Packed Away in a Trunk. | A Duel on Horseback.

Thrilling Railroad Accident.

Startling Accident

Startling accident at the draw bridge of the Rensselaer and Saratoga Railroad, Federal Street, Troy, N. Y., Saturday, Sept 23. [more]

One of the most singular accidents we have ever been called on to illustrate came off on the Saratoga and Rensselaer Railroad on the night of the 23d of September. At about 7 o'clock the sleeping car train was on its way from Green Island at abort the time that the draw near the Troy shore was opened to admit the passage of the steamboat McAllister towing a raft.
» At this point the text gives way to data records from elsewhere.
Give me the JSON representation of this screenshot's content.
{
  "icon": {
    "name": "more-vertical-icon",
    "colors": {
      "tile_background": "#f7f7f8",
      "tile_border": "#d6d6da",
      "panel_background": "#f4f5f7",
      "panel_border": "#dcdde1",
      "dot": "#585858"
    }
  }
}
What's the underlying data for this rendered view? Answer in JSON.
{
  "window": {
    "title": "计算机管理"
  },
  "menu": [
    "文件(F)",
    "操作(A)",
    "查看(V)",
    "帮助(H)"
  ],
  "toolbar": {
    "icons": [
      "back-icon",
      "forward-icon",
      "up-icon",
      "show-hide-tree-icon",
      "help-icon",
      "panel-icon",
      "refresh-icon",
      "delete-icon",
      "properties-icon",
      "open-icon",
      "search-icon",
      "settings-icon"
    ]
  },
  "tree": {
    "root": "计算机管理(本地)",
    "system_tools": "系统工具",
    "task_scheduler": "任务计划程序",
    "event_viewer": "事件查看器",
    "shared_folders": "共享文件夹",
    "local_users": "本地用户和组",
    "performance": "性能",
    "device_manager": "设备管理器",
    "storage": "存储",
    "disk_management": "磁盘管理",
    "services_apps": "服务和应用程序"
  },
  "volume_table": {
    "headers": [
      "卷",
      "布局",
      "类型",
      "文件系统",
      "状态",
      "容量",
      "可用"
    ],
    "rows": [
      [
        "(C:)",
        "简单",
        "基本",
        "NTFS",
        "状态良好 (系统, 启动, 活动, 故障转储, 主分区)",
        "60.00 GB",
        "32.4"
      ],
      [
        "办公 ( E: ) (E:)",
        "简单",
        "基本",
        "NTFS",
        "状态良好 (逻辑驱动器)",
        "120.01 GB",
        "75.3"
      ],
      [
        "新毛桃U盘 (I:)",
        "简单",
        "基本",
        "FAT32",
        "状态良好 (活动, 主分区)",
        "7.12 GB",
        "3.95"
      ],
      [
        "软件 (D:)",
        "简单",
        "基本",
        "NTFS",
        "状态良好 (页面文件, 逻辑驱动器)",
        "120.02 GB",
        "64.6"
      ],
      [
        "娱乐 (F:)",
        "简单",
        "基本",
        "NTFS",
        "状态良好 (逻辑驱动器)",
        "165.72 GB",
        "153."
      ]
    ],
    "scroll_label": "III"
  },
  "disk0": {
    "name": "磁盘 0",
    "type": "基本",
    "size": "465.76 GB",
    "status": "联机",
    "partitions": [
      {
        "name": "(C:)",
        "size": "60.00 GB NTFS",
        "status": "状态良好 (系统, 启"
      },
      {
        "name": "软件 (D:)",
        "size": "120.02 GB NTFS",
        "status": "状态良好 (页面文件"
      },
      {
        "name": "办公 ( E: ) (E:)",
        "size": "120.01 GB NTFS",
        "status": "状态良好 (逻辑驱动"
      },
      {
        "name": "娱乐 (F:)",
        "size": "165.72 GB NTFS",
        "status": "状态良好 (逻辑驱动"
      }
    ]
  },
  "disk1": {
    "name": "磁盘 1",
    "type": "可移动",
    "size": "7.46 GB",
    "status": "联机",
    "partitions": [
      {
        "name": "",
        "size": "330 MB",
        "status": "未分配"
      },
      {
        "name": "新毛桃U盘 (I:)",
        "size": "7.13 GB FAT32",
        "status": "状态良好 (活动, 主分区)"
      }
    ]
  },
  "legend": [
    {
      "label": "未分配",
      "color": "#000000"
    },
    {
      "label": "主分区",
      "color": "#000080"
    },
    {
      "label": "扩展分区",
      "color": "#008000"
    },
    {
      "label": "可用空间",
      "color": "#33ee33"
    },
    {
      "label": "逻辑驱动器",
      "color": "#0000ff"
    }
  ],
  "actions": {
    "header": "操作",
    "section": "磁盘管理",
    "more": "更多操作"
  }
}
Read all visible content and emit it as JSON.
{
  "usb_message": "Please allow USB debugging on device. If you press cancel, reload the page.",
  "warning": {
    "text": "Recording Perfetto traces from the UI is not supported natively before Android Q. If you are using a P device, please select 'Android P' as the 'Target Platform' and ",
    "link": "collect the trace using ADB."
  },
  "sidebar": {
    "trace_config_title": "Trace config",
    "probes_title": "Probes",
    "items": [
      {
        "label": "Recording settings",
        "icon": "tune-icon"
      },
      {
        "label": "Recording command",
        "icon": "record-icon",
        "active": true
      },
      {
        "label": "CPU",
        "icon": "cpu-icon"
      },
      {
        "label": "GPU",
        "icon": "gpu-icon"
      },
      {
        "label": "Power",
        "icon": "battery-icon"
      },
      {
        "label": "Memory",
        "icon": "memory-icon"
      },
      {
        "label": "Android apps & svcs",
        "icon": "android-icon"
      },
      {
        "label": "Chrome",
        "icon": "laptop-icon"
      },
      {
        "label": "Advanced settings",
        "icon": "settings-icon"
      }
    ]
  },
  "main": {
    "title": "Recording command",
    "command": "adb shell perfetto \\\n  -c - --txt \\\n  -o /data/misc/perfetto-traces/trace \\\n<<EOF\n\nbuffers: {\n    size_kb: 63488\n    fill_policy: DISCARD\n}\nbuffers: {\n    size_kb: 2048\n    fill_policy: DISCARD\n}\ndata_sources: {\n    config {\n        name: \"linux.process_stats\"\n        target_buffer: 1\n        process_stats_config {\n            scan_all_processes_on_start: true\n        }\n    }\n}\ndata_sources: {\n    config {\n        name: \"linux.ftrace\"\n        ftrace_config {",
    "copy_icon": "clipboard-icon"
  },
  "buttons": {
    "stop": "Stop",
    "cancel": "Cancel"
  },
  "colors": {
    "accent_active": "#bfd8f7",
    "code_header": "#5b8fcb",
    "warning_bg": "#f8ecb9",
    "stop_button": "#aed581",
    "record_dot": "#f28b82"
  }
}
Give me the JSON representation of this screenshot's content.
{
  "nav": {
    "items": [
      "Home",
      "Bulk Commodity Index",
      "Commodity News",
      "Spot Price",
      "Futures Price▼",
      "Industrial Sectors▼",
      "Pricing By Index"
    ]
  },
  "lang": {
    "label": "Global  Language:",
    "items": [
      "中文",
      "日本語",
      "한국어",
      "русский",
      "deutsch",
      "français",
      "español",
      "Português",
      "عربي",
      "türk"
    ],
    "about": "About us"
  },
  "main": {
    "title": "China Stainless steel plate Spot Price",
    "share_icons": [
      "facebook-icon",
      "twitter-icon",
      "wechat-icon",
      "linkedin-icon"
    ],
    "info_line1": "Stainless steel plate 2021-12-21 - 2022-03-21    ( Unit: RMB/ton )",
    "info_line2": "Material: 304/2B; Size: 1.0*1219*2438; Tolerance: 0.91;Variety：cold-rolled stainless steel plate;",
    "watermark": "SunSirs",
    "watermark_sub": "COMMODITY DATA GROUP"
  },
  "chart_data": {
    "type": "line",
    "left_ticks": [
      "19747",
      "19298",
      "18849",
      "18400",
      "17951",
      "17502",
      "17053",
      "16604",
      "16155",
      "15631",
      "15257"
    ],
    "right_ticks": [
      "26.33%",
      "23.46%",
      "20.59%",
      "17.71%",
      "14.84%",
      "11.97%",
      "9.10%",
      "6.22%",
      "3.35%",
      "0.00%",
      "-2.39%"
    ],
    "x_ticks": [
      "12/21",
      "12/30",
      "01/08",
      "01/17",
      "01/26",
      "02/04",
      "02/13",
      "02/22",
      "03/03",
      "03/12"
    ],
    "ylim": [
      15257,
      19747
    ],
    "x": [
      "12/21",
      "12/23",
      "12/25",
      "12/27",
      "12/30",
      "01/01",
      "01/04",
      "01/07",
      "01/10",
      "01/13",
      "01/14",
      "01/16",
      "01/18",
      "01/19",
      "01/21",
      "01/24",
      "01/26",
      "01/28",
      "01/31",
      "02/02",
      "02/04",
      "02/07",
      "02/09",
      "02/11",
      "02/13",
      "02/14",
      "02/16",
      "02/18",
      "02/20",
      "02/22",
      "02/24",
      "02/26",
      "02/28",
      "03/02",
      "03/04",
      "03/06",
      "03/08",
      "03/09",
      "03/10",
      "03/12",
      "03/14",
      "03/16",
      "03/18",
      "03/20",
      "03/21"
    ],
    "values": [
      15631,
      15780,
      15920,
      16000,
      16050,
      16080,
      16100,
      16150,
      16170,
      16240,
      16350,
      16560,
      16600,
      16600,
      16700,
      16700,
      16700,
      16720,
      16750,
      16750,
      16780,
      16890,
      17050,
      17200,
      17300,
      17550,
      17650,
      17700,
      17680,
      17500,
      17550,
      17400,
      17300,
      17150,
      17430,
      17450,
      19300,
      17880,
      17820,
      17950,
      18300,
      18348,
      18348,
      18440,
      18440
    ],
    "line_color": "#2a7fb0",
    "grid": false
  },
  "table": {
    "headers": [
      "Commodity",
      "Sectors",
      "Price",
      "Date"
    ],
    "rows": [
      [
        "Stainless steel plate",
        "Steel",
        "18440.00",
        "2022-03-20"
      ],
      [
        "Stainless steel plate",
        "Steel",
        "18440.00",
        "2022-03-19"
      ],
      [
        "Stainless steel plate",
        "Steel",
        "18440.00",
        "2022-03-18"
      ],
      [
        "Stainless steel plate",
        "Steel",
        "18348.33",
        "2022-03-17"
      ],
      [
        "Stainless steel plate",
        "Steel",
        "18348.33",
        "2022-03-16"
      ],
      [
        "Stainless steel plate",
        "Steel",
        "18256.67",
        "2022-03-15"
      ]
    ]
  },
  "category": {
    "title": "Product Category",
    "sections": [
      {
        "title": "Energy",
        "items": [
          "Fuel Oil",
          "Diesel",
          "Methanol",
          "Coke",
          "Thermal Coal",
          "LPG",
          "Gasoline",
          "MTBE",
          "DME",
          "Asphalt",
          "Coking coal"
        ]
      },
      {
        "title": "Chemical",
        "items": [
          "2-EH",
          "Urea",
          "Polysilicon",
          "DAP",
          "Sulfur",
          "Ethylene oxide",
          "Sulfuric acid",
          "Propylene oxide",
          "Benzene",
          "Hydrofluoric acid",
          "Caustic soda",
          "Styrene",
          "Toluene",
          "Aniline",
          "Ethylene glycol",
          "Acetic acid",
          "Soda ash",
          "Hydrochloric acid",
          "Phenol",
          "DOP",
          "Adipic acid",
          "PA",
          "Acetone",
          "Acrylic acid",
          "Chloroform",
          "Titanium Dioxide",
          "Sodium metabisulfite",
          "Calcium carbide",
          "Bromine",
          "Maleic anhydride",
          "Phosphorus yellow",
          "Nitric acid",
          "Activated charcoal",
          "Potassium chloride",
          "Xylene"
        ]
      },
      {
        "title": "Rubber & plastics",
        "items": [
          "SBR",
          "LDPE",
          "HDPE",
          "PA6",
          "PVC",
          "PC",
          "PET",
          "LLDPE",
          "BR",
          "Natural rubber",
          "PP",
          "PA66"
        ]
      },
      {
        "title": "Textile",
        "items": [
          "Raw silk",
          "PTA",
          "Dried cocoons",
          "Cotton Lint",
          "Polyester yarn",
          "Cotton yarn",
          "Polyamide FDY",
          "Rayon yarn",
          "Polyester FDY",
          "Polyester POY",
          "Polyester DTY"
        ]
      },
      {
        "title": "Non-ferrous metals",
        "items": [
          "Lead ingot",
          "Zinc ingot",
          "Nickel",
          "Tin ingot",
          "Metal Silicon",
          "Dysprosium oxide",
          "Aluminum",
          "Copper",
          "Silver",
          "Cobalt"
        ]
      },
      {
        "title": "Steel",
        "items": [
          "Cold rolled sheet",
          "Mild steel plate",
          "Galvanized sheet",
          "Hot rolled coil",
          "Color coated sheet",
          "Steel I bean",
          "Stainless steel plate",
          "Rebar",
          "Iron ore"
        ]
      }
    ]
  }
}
The red light was lowered to indicate that the draw was but still on rushed the train. As It passed the opening between the bridge on Starbucks Island, Joseph Lawrence, of the Central Road, saw that the draw was open, and shouted to the engineer to stop. He did not do so, and Mr. Lawrence, jumping on the last car, put down the brake, but could not prevent the result. He partially checked the train, to that the engine did not take the leap it otherwise would have done through the open draw. The passenger car followed, and in the fall was turned completely around, while the sloping car hung halfway, suspended has Mahomet's coffin.

It was very dark at the time, but the woodwork of the engine caught fire and lit up the scene with an unearthly glare, while the escaping steam made a deafening noise, suggestive of explosion and danger. River street was filled with people, and there was a general rush down the dock to the scene. Fortunately, the raft had floated down to the wreck, forming a bridge by which it could be reached.

An alarm of fire called out the people, who came to the dock by hundreds and thousands to gaze at the ruins amid the darkness. Efforts were immediately commenced to raise the suspended car. This was accomplished by jacks and tackles from the bridge, when the draw was closed, and travel won resumed.

The most remarkable part of the occurrences is that no lives were lost.


Reprinted from Frank Leslie's Illustrated Newspaper, October 14, 1869.